→ **Work request**
Could each entry below be printed again exactly as given?

Exercise data below:

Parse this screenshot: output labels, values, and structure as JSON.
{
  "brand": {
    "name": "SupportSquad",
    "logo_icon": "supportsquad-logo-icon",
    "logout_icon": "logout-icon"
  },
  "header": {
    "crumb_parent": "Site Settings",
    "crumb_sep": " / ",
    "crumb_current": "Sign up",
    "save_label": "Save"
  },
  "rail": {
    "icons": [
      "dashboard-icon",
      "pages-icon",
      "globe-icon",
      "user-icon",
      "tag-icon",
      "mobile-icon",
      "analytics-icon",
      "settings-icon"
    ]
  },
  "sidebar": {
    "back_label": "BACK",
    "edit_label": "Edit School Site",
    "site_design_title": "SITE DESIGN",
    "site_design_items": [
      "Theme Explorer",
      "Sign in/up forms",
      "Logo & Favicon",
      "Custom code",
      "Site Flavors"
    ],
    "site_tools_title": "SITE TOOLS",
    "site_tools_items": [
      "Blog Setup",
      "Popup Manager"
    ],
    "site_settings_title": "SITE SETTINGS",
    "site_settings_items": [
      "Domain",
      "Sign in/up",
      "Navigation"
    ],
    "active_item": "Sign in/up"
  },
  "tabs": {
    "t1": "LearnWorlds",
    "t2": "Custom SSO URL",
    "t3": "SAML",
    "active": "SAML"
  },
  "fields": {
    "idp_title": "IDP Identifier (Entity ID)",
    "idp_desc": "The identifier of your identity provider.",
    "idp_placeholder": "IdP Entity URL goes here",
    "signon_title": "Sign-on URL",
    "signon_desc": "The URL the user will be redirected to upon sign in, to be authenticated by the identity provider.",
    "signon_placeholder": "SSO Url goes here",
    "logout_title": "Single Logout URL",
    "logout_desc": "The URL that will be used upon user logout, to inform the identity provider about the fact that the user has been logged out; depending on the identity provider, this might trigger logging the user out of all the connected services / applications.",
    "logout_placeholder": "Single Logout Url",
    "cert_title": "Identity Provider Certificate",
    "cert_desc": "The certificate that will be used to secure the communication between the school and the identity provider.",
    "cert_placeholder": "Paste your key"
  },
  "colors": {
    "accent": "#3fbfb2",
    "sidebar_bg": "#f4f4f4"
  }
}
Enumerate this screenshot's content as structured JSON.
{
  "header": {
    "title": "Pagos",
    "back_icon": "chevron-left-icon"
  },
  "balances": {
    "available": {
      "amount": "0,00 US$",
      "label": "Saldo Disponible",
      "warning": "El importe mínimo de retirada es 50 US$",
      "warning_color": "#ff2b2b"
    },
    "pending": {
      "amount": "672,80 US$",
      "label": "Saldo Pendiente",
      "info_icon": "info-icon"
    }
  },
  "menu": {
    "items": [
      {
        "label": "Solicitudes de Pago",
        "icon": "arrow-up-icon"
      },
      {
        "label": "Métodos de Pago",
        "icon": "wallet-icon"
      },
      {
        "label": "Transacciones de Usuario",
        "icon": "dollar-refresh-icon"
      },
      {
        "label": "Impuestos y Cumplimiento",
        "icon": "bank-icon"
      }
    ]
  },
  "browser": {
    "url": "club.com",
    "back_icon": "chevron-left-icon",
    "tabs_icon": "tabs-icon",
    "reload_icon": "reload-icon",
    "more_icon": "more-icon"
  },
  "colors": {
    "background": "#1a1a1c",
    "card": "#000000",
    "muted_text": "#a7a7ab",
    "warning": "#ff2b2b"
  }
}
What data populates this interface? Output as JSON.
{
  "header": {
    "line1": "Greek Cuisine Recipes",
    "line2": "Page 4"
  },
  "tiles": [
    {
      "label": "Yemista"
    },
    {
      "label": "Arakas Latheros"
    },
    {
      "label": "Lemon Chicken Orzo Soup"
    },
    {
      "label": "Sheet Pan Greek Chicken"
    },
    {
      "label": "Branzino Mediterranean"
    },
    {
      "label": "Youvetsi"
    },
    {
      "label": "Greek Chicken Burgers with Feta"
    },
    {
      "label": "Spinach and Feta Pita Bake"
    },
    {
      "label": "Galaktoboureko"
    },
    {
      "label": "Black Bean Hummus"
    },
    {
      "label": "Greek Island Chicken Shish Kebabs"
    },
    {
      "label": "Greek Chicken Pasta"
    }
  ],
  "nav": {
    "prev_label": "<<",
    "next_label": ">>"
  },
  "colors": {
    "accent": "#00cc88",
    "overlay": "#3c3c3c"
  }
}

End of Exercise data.

→ **Answer area**
Parse this screenshot: output labels, values, and structure as JSON.
{
  "brand": {
    "name": "SupportSquad",
    "logo_icon": "supportsquad-logo-icon",
    "logout_icon": "logout-icon"
  },
  "header": {
    "crumb_parent": "Site Settings",
    "crumb_sep": " / ",
    "crumb_current": "Sign up",
    "save_label": "Save"
  },
  "rail": {
    "icons": [
      "dashboard-icon",
      "pages-icon",
      "globe-icon",
      "user-icon",
      "tag-icon",
      "mobile-icon",
      "analytics-icon",
      "settings-icon"
    ]
  },
  "sidebar": {
    "back_label": "BACK",
    "edit_label": "Edit School Site",
    "site_design_title": "SITE DESIGN",
    "site_design_items": [
      "Theme Explorer",
      "Sign in/up forms",
      "Logo & Favicon",
      "Custom code",
      "Site Flavors"
    ],
    "site_tools_title": "SITE TOOLS",
    "site_tools_items": [
      "Blog Setup",
      "Popup Manager"
    ],
    "site_settings_title": "SITE SETTINGS",
    "site_settings_items": [
      "Domain",
      "Sign in/up",
      "Navigation"
    ],
    "active_item": "Sign in/up"
  },
  "tabs": {
    "t1": "LearnWorlds",
    "t2": "Custom SSO URL",
    "t3": "SAML",
    "active": "SAML"
  },
  "fields": {
    "idp_title": "IDP Identifier (Entity ID)",
    "idp_desc": "The identifier of your identity provider.",
    "idp_placeholder": "IdP Entity URL goes here",
    "signon_title": "Sign-on URL",
    "signon_desc": "The URL the user will be redirected to upon sign in, to be authenticated by the identity provider.",
    "signon_placeholder": "SSO Url goes here",
    "logout_title": "Single Logout URL",
    "logout_desc": "The URL that will be used upon user logout, to inform the identity provider about the fact that the user has been logged out; depending on the identity provider, this might trigger logging the user out of all the connected services / applications.",
    "logout_placeholder": "Single Logout Url",
    "cert_title": "Identity Provider Certificate",
    "cert_desc": "The certificate that will be used to secure the communication between the school and the identity provider.",
    "cert_placeholder": "Paste your key"
  },
  "colors": {
    "accent": "#3fbfb2",
    "sidebar_bg": "#f4f4f4"
  }
}
Enumerate this screenshot's content as structured JSON.
{
  "header": {
    "title": "Pagos",
    "back_icon": "chevron-left-icon"
  },
  "balances": {
    "available": {
      "amount": "0,00 US$",
      "label": "Saldo Disponible",
      "warning": "El importe mínimo de retirada es 50 US$",
      "warning_color": "#ff2b2b"
    },
    "pending": {
      "amount": "672,80 US$",
      "label": "Saldo Pendiente",
      "info_icon": "info-icon"
    }
  },
  "menu": {
    "items": [
      {
        "label": "Solicitudes de Pago",
        "icon": "arrow-up-icon"
      },
      {
        "label": "Métodos de Pago",
        "icon": "wallet-icon"
      },
      {
        "label": "Transacciones de Usuario",
        "icon": "dollar-refresh-icon"
      },
      {
        "label": "Impuestos y Cumplimiento",
        "icon": "bank-icon"
      }
    ]
  },
  "browser": {
    "url": "club.com",
    "back_icon": "chevron-left-icon",
    "tabs_icon": "tabs-icon",
    "reload_icon": "reload-icon",
    "more_icon": "more-icon"
  },
  "colors": {
    "background": "#1a1a1c",
    "card": "#000000",
    "muted_text": "#a7a7ab",
    "warning": "#ff2b2b"
  }
}
What data populates this interface? Output as JSON.
{
  "header": {
    "line1": "Greek Cuisine Recipes",
    "line2": "Page 4"
  },
  "tiles": [
    {
      "label": "Yemista"
    },
    {
      "label": "Arakas Latheros"
    },
    {
      "label": "Lemon Chicken Orzo Soup"
    },
    {
      "label": "Sheet Pan Greek Chicken"
    },
    {
      "label": "Branzino Mediterranean"
    },
    {
      "label": "Youvetsi"
    },
    {
      "label": "Greek Chicken Burgers with Feta"
    },
    {
      "label": "Spinach and Feta Pita Bake"
    },
    {
      "label": "Galaktoboureko"
    },
    {
      "label": "Black Bean Hummus"
    },
    {
      "label": "Greek Island Chicken Shish Kebabs"
    },
    {
      "label": "Greek Chicken Pasta"
    }
  ],
  "nav": {
    "prev_label": "<<",
    "next_label": ">>"
  },
  "colors": {
    "accent": "#00cc88",
    "overlay": "#3c3c3c"
  }
}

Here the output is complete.